The summer after the big ‘outing’ with my siblings, I finally got to the point where I realised that I would rather my parents knew the real me, and risk their rejection, than to hold back from them any longer and continue to pretend to be something I was not, even if that meant being excluded from the family home. I warned my divorced brother of what I was planning to do so that if it did not go well and they asked me to leave (or I needed to escape) I had somewhere safe to go.

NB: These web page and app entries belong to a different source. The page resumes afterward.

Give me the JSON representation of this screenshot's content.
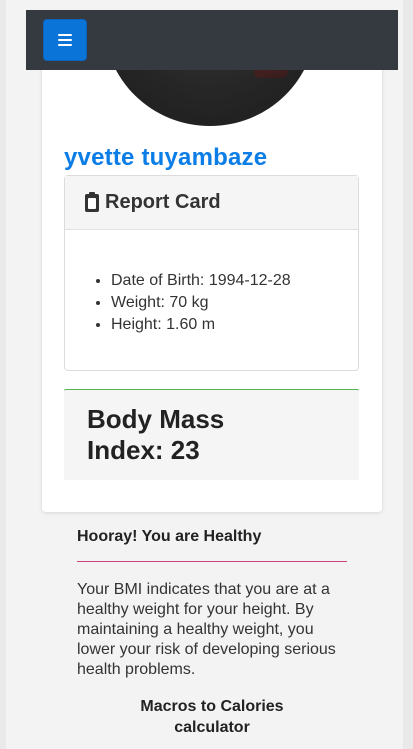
{
  "profile": {
    "name": "yvette tuyambaze"
  },
  "report_card": {
    "title": "Report Card",
    "icon": "clipboard-icon",
    "items": [
      {
        "label": "Date of Birth: 1994-12-28"
      },
      {
        "label": "Weight: 70 kg"
      },
      {
        "label": "Height: 1.60 m"
      }
    ]
  },
  "bmi": {
    "label_line1": "Body Mass",
    "label_line2": "Index: 23"
  },
  "result": {
    "heading": "Hooray! You are Healthy",
    "description": "Your BMI indicates that you are at a healthy weight for your height. By maintaining a healthy weight, you lower your risk of developing serious health problems."
  },
  "macros": {
    "title_line1": "Macros to Calories",
    "title_line2": "calculator"
  },
  "colors": {
    "navbar": "#343a40",
    "menu_button": "#0b74d8",
    "name": "#0b7de6",
    "divider": "#c2185b",
    "bmi_border": "#55b35a"
  }
}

I asked for some time to talk to both my parents at the kitchen table. The TV was off, the phone disconnected (no-one had mobiles), so I knew we would not be disturbed. I approached the big moment in a roundabout way, by calling my parents’ bluff. My mum had said to me many times that I could talk to her about anything. I used to think: ‘Not if you knew what I really wanted to talk to you about!’ Then one time when she said it I took a gamble and asked her did she tell her mother everything and she said ‘No’. Maybe that was a bit unfair, since I never knew her mother and she rarely spoke about how they got on, but it bought me some time while I built up my confidence and resilience to be able to risk being honest with them, whatever the consequences.
When I finally said ‘I’m gay’, my dad’s first response was to say: ‘God still loves you’. This was the closest he has ever come to saying that he loves me – I was surprised and deeply moved. He added: ‘But you won’t be getting into a relationship, will you?’ I realised this was his way of telling me what the Catholic Church says about gay people – that we’re OK as long as we don’t act on our desires. I let that pass without comment.
I had prepared myself with a booklet from a group called Parent’s Friend, for the parents of lesbian and gay people, and shared it with them. The cover spelt out the letters ‘G-A-Y’ as the initials of the words ‘Good As You’. Following the advice from the booklet, I told them I was happy for them to talk to one or two of their close friends about it if it would help them come to terms with it. Mum said: ‘We won’t tell anyone about your problem’. I said ‘It’s not a problem – the problem was pretending to be something I wasn’t. That’s what made me so unhappy.’
I had to allow for the fact that they were shocked – neither of them had any idea, as I had covered my tracks so well. It took them time to adjust, but once they began to see I was well and happy, no longer so anxious and depressed, they accepted me completely, and became overwhelmingly supportive.